A non-binding referendum on Greenland's autonomy was held on 25 November 2008 to support or oppose the Greenland Self-Government Act. It was passed with 75% approval and a 72% turnout. The non-binding referendum was on expanded home rule in 30 areas, including police, courts, and the coast guard; gave Greenland a say in foreign policy; provided a more definite split of future oil revenue; and made the Greenlandic language the sole official language.
Devolution is the process in which the central British parliament grants administrative powers to the devolved Scottish Parliament. Prior to the advent of devolution, some had argued for a Scottish Parliament within the United Kingdom – while others have since advocated for complete independence. The people of Scotland first got the opportunity to vote in a referendum on proposals for devolution in 1979 and, although a majority of those voting voted 'Yes', the referendum legislation also required 40% of the electorate to vote 'Yes' for the plans to be enacted and this was not achieved. A second referendum opportunity in 1997, this time on a strong proposal, resulted in an overwhelming 'Yes' victory, leading to the Scotland Act 1998 being passed and the Scottish Parliament being established in 1999.
The Irish Home Rule movement was a movement that campaigned for self-government for Ireland within the United Kingdom of Great Britain and Ireland. It was the dominant political movement of Irish nationalism from 1870 to the end of World War I.
A dominion was any of several self-governing nations of the British Empire. With the evolution of the British Empire into the Commonwealth of Nations, the dominions became independent states.
In the United Kingdom, devolution is the Parliament of the United Kingdom's statutory granting of a greater level of self-government to the Scottish Parliament, the Senedd, the Northern Ireland Assembly and the London Assembly and to their associated executive bodies the Scottish Government, the Welsh Government, the Northern Ireland Executive and in England, the Greater London Authority and combined authorities.
The Faroese independence movement, or the Faroese national movement, is a political movement which seeks the establishment of the Faroe Islands as a sovereign state outside Denmark. Reasons for complete autonomy include the linguistic and cultural divide between Denmark and the Faroe Islands as well as their lack of proximity to one another; the Faroe Islands are about 990 km from Danish shores.
Unionism in Wales is the political view that supports a political union between Wales and the other countries of the United Kingdom. As well as the current state of the UK, unionism may also include support for Federalism in the United Kingdom and a United Kingdom Confederation.
Direct rule is when an imperial or central power takes direct control over the legislature, executive and civil administration of an otherwise largely self-governing territory.
Federalism in the United Kingdom aims at constitutional reform to achieve a federal UK or a British federation, where there is a division of legislative powers between two or more levels of government, so that sovereignty is decentralised between a federal government and autonomous governments in a federal system.

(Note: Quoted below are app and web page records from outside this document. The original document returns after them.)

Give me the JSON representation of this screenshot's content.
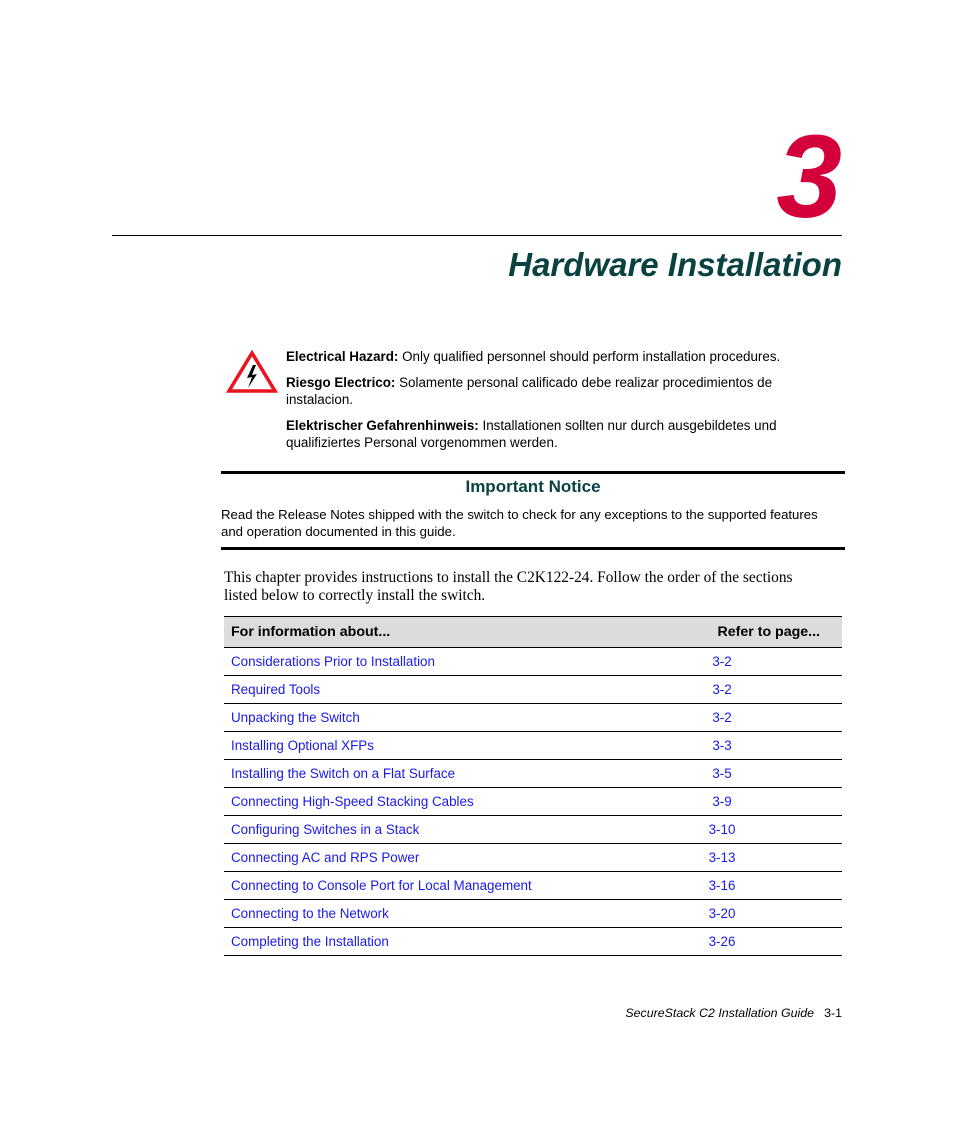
{
  "chapter": {
    "number": "3",
    "title": "Hardware Installation",
    "number_color": "#d4003b",
    "title_color": "#0a4242"
  },
  "hazard": {
    "icon": "electrical-hazard-icon",
    "items": [
      {
        "label": "Electrical Hazard:",
        "text": " Only qualified personnel should perform installation procedures."
      },
      {
        "label": "Riesgo Electrico:",
        "text": " Solamente personal calificado debe realizar procedimientos de instalacion."
      },
      {
        "label": "Elektrischer Gefahrenhinweis:",
        "text": " Installationen sollten nur durch ausgebildetes und qualifiziertes Personal vorgenommen werden."
      }
    ]
  },
  "notice": {
    "title": "Important Notice",
    "body": "Read the Release Notes shipped with the switch to check for any exceptions to the supported features and operation documented in this guide."
  },
  "intro": "This chapter provides instructions to install the C2K122-24. Follow the order of the sections listed below to correctly install the switch.",
  "toc": {
    "headers": [
      "For information about...",
      "Refer to page..."
    ],
    "link_color": "#1a1ae6",
    "rows": [
      {
        "topic": "Considerations Prior to Installation",
        "page": "3-2"
      },
      {
        "topic": "Required Tools",
        "page": "3-2"
      },
      {
        "topic": "Unpacking the Switch",
        "page": "3-2"
      },
      {
        "topic": "Installing Optional XFPs",
        "page": "3-3"
      },
      {
        "topic": "Installing the Switch on a Flat Surface",
        "page": "3-5"
      },
      {
        "topic": "Connecting High-Speed Stacking Cables",
        "page": "3-9"
      },
      {
        "topic": "Configuring Switches in a Stack",
        "page": "3-10"
      },
      {
        "topic": "Connecting AC and RPS Power",
        "page": "3-13"
      },
      {
        "topic": "Connecting to Console Port for Local Management",
        "page": "3-16"
      },
      {
        "topic": "Connecting to the Network",
        "page": "3-20"
      },
      {
        "topic": "Completing the Installation",
        "page": "3-26"
      }
    ]
  },
  "footer": {
    "guide": "SecureStack C2 Installation Guide",
    "page": "3-1"
  }
}
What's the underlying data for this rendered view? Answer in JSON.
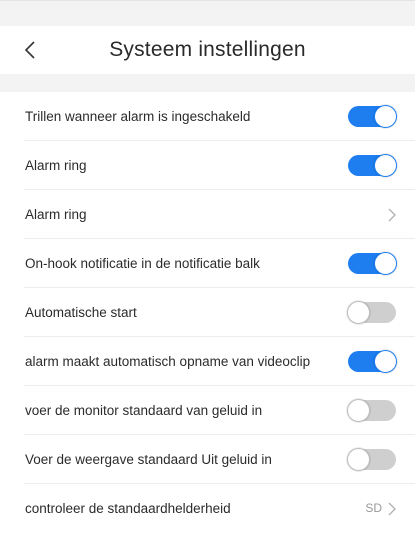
{
  "header": {
    "title": "Systeem instellingen",
    "back_icon": "chevron-left-icon"
  },
  "settings": [
    {
      "label": "Trillen wanneer alarm is ingeschakeld",
      "type": "toggle",
      "state": "on"
    },
    {
      "label": "Alarm ring",
      "type": "toggle",
      "state": "on"
    },
    {
      "label": "Alarm ring",
      "type": "link"
    },
    {
      "label": "On-hook notificatie in de notificatie balk",
      "type": "toggle",
      "state": "on"
    },
    {
      "label": "Automatische start",
      "type": "toggle",
      "state": "off"
    },
    {
      "label": "alarm maakt automatisch opname van videoclip",
      "type": "toggle",
      "state": "on"
    },
    {
      "label": "voer de monitor standaard van geluid in",
      "type": "toggle",
      "state": "off"
    },
    {
      "label": "Voer de weergave standaard Uit geluid in",
      "type": "toggle",
      "state": "off"
    },
    {
      "label": "controleer de standaardhelderheid",
      "type": "link",
      "value": "SD"
    }
  ],
  "colors": {
    "toggle_on": "#1e7ef0",
    "toggle_off": "#cfcfcf",
    "background_strip": "#f3f3f3"
  }
}
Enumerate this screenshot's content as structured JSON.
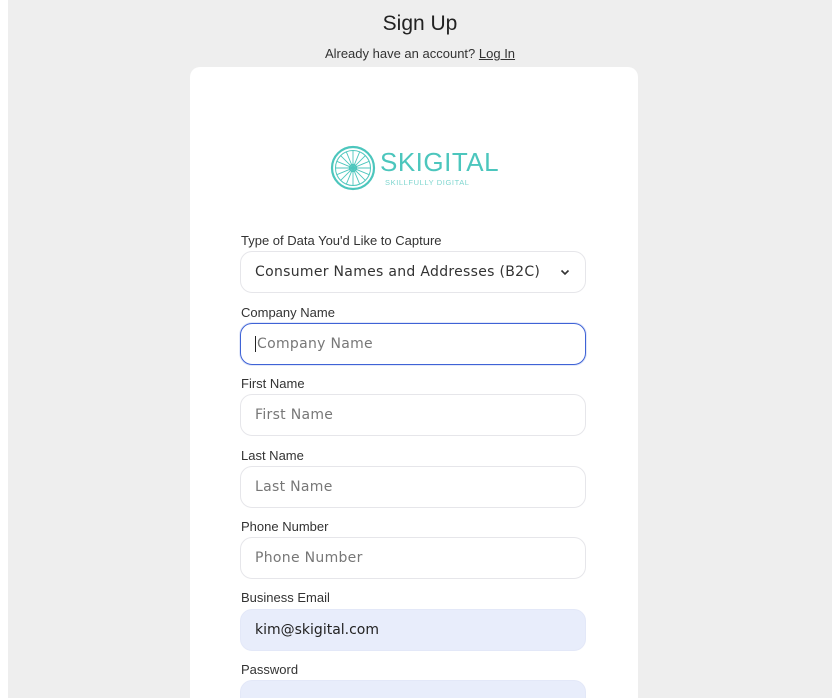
{
  "header": {
    "title": "Sign Up",
    "account_prompt": "Already have an account?",
    "login_link": "Log In"
  },
  "logo": {
    "wordmark": "SKIGITAL",
    "tagline": "SKILLFULLY DIGITAL",
    "color": "#4cc6bd",
    "icon": "bicycle-wheel-icon"
  },
  "form": {
    "data_type": {
      "label": "Type of Data You'd Like to Capture",
      "selected": "Consumer Names and Addresses (B2C)"
    },
    "company_name": {
      "label": "Company Name",
      "placeholder": "Company Name"
    },
    "first_name": {
      "label": "First Name",
      "placeholder": "First Name"
    },
    "last_name": {
      "label": "Last Name",
      "placeholder": "Last Name"
    },
    "phone": {
      "label": "Phone Number",
      "placeholder": "Phone Number"
    },
    "email": {
      "label": "Business Email",
      "value": "kim@skigital.com"
    },
    "password": {
      "label": "Password"
    }
  },
  "colors": {
    "focus_border": "#3f63d6",
    "autofill_bg": "#e8edfb",
    "page_bg": "#eeeeee"
  }
}
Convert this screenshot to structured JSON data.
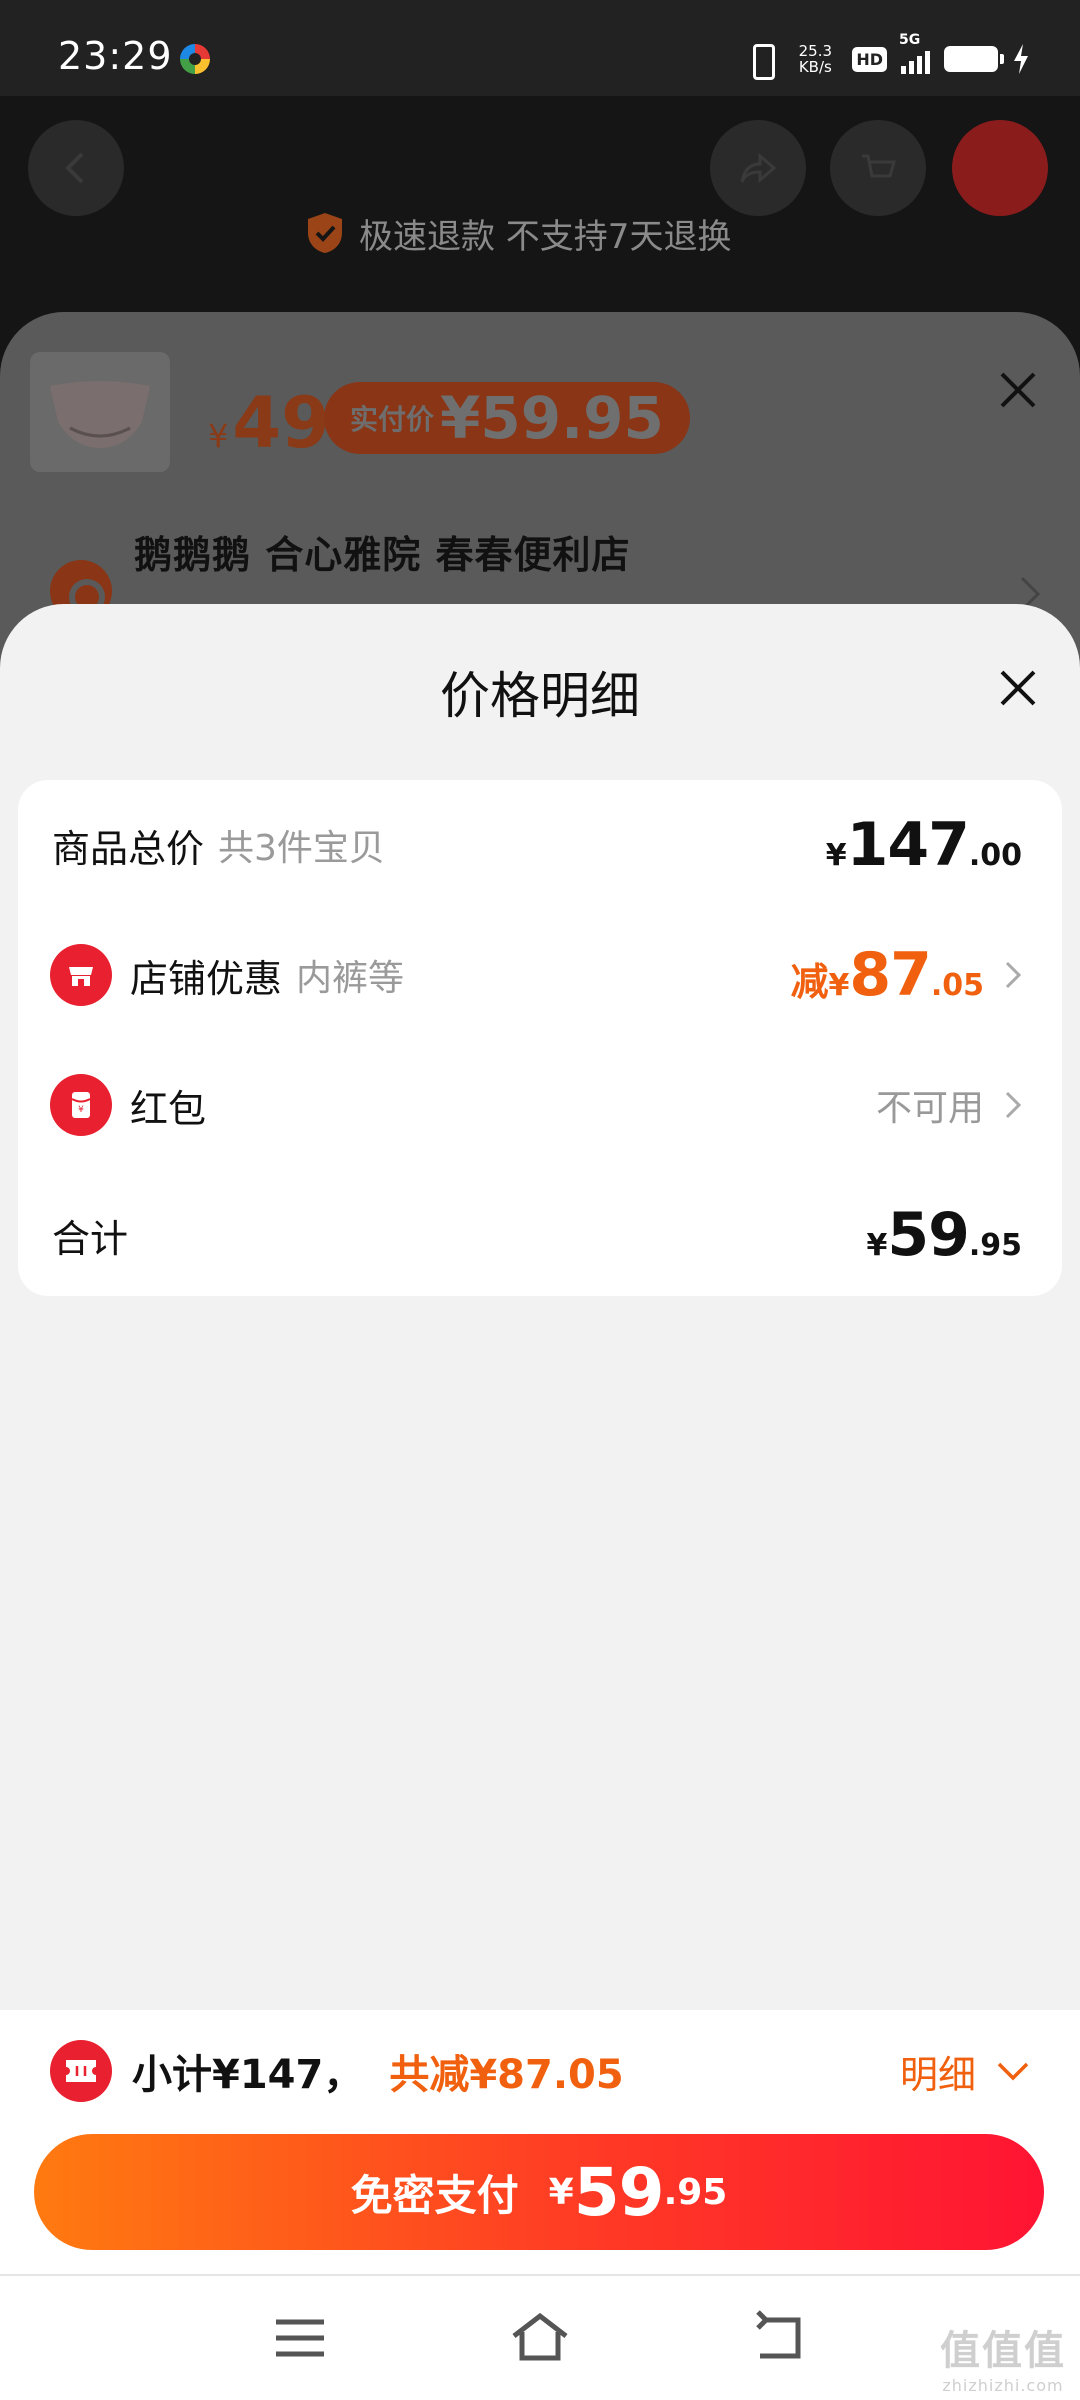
{
  "status_bar": {
    "time": "23:29",
    "net_speed_value": "25.3",
    "net_speed_unit": "KB/s",
    "hd_badge": "HD",
    "network": "5G"
  },
  "product_page": {
    "refund_notice": "极速退款 不支持7天退换"
  },
  "sku_sheet": {
    "currency": "¥",
    "price": "49",
    "paid_label": "实付价",
    "paid_amount": "¥59.95",
    "store_name": "鹅鹅鹅 合心雅院  春春便利店"
  },
  "price_detail": {
    "title": "价格明细",
    "rows": {
      "total": {
        "label": "商品总价",
        "sub": "共3件宝贝",
        "currency": "¥",
        "integer": "147",
        "decimal": ".00"
      },
      "store_discount": {
        "label": "店铺优惠",
        "sub": "内裤等",
        "prefix": "减",
        "currency": "¥",
        "integer": "87",
        "decimal": ".05"
      },
      "red_packet": {
        "label": "红包",
        "status": "不可用"
      },
      "sum": {
        "label": "合计",
        "currency": "¥",
        "integer": "59",
        "decimal": ".95"
      }
    }
  },
  "bottom_bar": {
    "subtotal": "小计¥147，",
    "total_reduction": "共减¥87.05",
    "detail_toggle": "明细",
    "pay_button": {
      "label": "免密支付",
      "currency": "¥",
      "integer": "59",
      "decimal": ".95"
    }
  },
  "watermark": {
    "text": "值值值",
    "sub": "zhizhizhi.com"
  },
  "colors": {
    "accent_orange": "#f0600e",
    "accent_red": "#e8202f",
    "pay_gradient_start": "#ff7a10",
    "pay_gradient_end": "#ff1433"
  }
}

The hypothetical break up of the United Kingdom of Great Britain and Northern Ireland following departure of Scotland is mentioned in media and by think tanks with regard to potential Scottish independence. The union of the Kingdom of Scotland and Kingdom of England into the Kingdom of Great Britain was formed in 1707. The union of the Kingdom of Great Britain with the Kingdom of Ireland was formed in 1801, to establish the United Kingdom of Great Britain and Ireland. Most of Ireland left in 1922, whereupon the UK became the United Kingdom of Great Britain and Northern Ireland.